So far, Michigan’s softball team - 35-5 and No. 2 in the country - currently has been close to Connecticut levels. Behind pitchers Nikki Nemitz and Jordan Taylor, they have six shutouts in their last seven games. They have won 9 of their last 12 games by the eight-run mercy rule. The Wolverines haven’t lost since March 20 and are 28-1 in March and April.

As of Monday, Michigan was in the Top 5 nationally in scoring (fifth at 7.29 runs per game) and earned run average (fourth 1.46). After two 8-0 shutouts against Penn State on Wednesday, those Connecticut-like numbers will be even better.

“I don’t think it puts any more pressure on us,” Shaw said. “It’s a novel idea of theirs.”

The UConn comparison helped Michigan stay focused. Hutchins preaches about the “process” - how to approach teams and games - rather than wins.

And her team bought it.

“It’s not too tough,” sophomore outfielder Bree Evans said. “Sometimes we really have to think about it but we’re pretty focused on it and we know it and we have it stuck in our head right now.

“I don’t think it’s really, more toward the beginning of the year we were struggling with it but now it’s just in our heads.”

The belief came during a trip to Fullerton, Calif. during the middle of March during the traditionally-tough Judi Garman Classic.

On the second day, Michigan faced UNLV. The Wolverines trailed 13-8 after four innings. They appeared headed to a loss.

Except something changed. Michigan focused. They verbally committed to winning the game. They won 14-13 behind a five-run fifth inning and it started the Wolverines current ascent.

“We made a decision and that’s when we realized it was different. We just decided. That’s something that we’ve done,” Shaw said. “At the beginning of the year we decided we wanted to go to the World Series. We decided we wanted to win a Big Ten championship.

“… So that UNLV game, when we decided we were going to win that game and did what we said we were going to do, that was our turning point. We kind of knew, there is no reason we can’t beat anybody.”

This attitude -- described by pitching coach Jen Brundage as “relentless” - is what Connecticut has. Thinking like that is something she has tried to impart onto her players.

She has. Taylor said the second perfect game of her career on Wednesday was, in part, due to how she approached hitters aggressively. At the plate, Michigan’s batters don’t worry because everyone in their lineup can hit.

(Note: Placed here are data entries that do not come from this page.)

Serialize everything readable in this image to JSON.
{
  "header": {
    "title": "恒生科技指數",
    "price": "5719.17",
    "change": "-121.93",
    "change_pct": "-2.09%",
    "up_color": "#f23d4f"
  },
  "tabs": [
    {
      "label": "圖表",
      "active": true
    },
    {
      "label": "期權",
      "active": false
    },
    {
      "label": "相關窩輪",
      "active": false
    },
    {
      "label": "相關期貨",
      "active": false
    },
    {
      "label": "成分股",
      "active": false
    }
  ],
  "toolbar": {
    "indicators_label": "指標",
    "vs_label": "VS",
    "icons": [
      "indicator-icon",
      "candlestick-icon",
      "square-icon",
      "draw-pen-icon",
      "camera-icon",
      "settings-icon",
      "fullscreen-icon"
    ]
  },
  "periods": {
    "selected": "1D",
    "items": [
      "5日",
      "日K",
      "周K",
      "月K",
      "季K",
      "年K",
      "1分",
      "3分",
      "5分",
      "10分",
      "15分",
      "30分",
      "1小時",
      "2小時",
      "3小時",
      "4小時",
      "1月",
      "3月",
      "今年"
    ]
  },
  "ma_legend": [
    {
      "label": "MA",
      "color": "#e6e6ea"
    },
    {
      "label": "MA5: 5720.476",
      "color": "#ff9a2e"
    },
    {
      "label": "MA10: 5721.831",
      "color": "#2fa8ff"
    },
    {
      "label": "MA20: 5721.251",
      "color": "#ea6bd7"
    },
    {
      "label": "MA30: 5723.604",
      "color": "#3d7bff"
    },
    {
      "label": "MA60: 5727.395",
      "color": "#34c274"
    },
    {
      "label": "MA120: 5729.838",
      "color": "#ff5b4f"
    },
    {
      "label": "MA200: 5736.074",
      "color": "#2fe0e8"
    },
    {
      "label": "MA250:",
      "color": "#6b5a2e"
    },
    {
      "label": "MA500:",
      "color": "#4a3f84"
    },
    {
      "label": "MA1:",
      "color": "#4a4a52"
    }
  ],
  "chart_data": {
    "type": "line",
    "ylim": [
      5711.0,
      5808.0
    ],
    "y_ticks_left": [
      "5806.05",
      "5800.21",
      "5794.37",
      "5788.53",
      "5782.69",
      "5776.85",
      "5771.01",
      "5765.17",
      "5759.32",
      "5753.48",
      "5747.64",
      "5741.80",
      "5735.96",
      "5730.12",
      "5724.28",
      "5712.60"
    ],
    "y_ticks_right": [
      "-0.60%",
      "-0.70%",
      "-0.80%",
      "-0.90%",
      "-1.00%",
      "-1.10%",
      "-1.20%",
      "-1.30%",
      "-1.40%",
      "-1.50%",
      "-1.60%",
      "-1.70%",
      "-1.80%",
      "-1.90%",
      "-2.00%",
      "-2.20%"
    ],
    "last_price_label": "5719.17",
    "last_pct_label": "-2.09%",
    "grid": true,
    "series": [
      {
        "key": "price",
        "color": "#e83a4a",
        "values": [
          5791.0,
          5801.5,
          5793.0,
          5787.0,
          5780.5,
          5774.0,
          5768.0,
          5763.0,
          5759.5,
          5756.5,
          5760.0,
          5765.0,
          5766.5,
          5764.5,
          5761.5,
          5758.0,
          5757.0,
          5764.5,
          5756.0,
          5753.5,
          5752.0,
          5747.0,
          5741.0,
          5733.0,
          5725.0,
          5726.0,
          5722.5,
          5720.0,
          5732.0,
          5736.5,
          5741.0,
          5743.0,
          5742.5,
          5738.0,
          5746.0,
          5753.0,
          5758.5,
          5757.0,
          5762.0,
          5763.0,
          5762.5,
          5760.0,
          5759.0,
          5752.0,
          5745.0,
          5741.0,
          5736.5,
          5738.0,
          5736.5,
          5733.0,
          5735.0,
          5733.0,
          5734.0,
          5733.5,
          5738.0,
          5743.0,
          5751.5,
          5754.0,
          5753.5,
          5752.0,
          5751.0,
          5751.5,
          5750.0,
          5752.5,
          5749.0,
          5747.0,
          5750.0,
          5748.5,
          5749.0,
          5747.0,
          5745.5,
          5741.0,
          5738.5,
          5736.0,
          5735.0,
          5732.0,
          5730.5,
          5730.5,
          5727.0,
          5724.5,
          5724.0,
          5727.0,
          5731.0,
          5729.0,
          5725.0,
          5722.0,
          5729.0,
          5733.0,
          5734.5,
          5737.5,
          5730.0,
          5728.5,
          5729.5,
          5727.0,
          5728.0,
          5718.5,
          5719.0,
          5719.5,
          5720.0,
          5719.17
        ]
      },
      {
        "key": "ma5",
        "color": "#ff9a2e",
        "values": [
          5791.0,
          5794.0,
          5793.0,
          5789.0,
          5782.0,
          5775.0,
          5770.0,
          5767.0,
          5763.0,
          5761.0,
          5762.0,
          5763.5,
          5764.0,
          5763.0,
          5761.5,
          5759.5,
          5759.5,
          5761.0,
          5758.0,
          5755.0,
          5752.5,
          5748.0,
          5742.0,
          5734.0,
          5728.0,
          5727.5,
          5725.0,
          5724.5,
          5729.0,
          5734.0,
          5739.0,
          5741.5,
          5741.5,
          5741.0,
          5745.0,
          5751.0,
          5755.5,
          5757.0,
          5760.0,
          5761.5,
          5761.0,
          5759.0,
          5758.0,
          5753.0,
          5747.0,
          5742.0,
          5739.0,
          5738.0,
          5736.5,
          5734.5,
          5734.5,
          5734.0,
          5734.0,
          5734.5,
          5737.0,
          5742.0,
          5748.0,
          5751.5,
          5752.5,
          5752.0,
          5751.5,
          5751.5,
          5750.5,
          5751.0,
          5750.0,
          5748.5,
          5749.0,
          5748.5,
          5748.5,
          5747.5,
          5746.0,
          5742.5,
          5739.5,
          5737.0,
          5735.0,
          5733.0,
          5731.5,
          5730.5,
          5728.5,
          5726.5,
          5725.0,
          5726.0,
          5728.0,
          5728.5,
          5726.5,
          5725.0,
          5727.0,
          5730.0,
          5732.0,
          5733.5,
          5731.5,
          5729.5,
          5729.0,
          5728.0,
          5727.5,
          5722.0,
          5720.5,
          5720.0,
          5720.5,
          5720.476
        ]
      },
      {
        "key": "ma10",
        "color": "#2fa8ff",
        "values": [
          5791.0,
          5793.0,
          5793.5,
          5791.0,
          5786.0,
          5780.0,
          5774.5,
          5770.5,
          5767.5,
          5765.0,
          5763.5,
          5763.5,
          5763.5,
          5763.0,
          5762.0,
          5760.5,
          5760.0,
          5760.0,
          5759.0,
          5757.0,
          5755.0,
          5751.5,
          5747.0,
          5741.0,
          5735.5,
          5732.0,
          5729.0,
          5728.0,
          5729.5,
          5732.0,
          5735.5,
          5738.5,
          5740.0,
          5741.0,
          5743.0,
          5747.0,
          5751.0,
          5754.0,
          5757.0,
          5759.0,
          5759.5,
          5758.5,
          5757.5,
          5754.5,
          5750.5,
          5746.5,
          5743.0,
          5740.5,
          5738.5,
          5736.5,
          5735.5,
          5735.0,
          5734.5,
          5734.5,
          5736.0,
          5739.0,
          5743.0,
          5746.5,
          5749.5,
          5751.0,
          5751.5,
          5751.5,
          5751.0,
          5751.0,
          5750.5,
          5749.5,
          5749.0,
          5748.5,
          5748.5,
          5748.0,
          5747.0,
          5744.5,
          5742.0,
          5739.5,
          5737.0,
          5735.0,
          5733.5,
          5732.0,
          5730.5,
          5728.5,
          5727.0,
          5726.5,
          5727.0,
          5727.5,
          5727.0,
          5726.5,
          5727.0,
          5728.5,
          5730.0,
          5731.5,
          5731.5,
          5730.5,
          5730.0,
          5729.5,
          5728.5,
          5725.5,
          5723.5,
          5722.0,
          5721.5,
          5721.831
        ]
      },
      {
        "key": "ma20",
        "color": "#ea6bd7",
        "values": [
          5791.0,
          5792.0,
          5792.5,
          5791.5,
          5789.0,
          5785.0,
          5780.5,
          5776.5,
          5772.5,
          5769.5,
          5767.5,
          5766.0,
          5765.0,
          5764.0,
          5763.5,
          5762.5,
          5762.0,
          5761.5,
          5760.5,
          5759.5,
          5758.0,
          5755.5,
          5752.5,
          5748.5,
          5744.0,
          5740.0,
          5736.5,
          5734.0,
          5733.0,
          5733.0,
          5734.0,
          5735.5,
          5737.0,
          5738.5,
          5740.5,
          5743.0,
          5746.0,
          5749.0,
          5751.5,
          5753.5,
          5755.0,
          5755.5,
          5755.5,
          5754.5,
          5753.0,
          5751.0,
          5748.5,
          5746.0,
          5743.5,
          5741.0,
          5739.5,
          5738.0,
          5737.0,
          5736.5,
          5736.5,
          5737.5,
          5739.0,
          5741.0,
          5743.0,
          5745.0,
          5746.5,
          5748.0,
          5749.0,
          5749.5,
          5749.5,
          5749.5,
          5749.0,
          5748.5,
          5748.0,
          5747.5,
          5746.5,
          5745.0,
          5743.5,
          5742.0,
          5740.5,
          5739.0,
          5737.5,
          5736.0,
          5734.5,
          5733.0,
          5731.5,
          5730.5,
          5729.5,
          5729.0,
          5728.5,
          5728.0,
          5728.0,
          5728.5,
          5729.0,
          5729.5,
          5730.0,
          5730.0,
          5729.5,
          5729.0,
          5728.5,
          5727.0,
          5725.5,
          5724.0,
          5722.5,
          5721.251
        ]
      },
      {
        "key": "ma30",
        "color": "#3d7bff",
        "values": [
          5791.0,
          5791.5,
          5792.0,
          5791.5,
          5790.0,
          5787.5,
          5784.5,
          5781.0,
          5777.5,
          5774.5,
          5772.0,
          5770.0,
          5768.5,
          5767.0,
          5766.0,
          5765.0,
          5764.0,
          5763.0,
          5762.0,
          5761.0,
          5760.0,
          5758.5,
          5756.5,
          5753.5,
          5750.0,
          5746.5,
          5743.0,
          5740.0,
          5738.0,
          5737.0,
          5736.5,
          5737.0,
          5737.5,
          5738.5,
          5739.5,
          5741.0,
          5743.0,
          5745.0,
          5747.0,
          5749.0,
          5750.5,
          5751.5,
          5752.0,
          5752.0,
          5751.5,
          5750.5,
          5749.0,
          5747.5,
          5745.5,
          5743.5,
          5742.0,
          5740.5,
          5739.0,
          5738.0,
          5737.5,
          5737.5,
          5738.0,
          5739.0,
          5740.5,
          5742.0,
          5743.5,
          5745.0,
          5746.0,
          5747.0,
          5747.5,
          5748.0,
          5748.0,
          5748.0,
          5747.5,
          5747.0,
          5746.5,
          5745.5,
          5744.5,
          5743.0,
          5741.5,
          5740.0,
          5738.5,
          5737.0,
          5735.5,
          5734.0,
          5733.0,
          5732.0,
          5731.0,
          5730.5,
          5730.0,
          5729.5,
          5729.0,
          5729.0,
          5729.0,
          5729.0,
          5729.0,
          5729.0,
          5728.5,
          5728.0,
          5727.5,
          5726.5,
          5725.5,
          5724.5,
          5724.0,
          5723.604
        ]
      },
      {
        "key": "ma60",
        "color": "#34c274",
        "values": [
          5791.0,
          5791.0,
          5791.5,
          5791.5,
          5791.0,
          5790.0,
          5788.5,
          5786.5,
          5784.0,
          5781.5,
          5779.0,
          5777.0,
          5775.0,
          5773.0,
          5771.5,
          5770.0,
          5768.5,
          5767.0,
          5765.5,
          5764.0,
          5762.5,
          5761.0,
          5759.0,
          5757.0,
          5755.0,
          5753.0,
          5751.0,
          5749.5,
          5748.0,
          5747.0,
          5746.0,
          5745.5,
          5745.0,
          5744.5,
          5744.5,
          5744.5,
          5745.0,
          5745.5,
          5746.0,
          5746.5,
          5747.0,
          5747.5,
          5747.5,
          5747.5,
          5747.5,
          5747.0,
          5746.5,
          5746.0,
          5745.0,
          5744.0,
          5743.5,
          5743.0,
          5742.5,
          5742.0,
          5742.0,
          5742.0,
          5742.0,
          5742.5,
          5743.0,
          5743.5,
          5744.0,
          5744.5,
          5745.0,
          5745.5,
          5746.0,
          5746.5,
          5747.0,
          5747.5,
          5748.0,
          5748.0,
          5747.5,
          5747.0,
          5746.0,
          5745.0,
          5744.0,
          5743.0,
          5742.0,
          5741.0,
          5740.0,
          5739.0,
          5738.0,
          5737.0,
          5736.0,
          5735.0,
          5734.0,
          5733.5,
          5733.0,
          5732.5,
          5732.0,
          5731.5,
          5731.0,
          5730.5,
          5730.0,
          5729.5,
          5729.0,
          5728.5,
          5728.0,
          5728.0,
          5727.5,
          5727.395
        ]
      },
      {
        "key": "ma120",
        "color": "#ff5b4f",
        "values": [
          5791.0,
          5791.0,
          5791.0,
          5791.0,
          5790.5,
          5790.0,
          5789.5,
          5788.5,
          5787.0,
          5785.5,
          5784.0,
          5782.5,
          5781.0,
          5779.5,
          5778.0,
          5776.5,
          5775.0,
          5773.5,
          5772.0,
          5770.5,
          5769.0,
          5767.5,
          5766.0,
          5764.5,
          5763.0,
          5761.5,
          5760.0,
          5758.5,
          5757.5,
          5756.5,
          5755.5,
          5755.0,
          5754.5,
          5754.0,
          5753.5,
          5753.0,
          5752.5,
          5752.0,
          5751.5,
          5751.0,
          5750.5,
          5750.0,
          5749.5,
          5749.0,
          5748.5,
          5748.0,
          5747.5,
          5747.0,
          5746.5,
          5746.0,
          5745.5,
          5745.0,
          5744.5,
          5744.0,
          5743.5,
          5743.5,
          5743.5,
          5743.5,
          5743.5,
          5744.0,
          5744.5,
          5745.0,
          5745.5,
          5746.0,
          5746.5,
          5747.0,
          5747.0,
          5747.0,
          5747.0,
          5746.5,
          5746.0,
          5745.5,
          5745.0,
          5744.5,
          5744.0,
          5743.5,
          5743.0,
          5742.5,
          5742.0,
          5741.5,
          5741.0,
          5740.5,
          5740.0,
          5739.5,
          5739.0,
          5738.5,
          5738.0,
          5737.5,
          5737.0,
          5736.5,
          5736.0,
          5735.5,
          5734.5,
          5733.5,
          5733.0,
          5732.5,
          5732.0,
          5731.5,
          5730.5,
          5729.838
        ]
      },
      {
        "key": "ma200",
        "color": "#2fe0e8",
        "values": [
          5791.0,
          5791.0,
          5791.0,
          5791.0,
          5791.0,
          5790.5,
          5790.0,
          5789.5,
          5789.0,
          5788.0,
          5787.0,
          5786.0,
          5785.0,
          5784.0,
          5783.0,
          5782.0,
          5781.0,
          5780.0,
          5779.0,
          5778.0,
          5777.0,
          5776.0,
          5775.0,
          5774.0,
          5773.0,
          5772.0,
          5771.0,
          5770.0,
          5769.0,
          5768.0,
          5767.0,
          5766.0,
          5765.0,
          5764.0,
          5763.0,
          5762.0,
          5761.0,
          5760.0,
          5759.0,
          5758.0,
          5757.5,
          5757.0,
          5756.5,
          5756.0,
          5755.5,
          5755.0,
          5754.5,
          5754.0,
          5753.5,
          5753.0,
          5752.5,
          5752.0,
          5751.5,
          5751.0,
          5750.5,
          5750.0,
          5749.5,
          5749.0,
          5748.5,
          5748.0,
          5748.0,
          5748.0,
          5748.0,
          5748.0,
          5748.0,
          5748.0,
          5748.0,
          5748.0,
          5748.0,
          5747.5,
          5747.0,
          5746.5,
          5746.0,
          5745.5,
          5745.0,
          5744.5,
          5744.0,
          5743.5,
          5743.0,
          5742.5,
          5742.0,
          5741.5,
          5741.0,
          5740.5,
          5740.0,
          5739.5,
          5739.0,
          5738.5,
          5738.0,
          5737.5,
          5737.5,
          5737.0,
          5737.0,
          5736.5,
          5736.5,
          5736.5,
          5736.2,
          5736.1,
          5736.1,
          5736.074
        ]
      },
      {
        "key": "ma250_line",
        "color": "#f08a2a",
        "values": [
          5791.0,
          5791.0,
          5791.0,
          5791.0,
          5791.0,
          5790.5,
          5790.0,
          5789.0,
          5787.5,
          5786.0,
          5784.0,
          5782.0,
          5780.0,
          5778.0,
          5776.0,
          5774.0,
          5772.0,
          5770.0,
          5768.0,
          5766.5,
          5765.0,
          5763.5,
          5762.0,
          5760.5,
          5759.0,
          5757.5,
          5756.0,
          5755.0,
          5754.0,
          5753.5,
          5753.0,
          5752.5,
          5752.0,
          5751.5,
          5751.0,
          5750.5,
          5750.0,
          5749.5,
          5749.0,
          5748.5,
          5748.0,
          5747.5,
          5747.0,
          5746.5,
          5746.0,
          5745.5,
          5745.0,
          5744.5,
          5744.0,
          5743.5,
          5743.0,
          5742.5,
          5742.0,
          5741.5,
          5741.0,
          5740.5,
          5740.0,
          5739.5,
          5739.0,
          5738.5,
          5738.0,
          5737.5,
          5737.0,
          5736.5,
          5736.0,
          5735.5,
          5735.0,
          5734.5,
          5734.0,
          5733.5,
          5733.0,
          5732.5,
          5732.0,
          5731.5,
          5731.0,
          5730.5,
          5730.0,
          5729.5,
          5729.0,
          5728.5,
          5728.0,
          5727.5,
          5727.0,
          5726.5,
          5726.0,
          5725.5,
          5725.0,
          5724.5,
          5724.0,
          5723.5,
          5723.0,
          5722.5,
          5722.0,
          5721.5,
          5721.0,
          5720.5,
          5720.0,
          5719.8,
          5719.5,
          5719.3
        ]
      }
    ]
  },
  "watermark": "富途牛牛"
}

It even led Hutchins, who has coached Michigan for 26 seasons, to say what is happening with this year’s Wolverines now is unlike anything she’s experienced before.

Yet if her team gets too confident, all she has to do is point to the basketball tournament her players prefer - the men’s tournament.

“We knew we had talent and we knew we had good pitching,” Hutchins said. “Watching them jell together here, I’ve had a lot of special teams. This isn’t the only one, this isn’t the second one. I’ve had a lot of special teams. You get kids who come to Michigan, who really play for Michigan.

“So for them to get, we can’t get too caught up in a national championship. That’s a long way off, that’s the end of a process. Play hard, play hard, because you’ve got to get there. I don’t care how good you are. Did you see Kansas making it? Did you see anybody making it? Right. So you’ve got to stay in your process.”

Do that and Michigan has a shot to do what Connecticut did earlier this month - finish its dominance with a national title.

Michael Rothstein covers University of Michigan sports for He can be reached at (734) 623-2558, by e-mail at or follow along on Twitter @mikerothstein.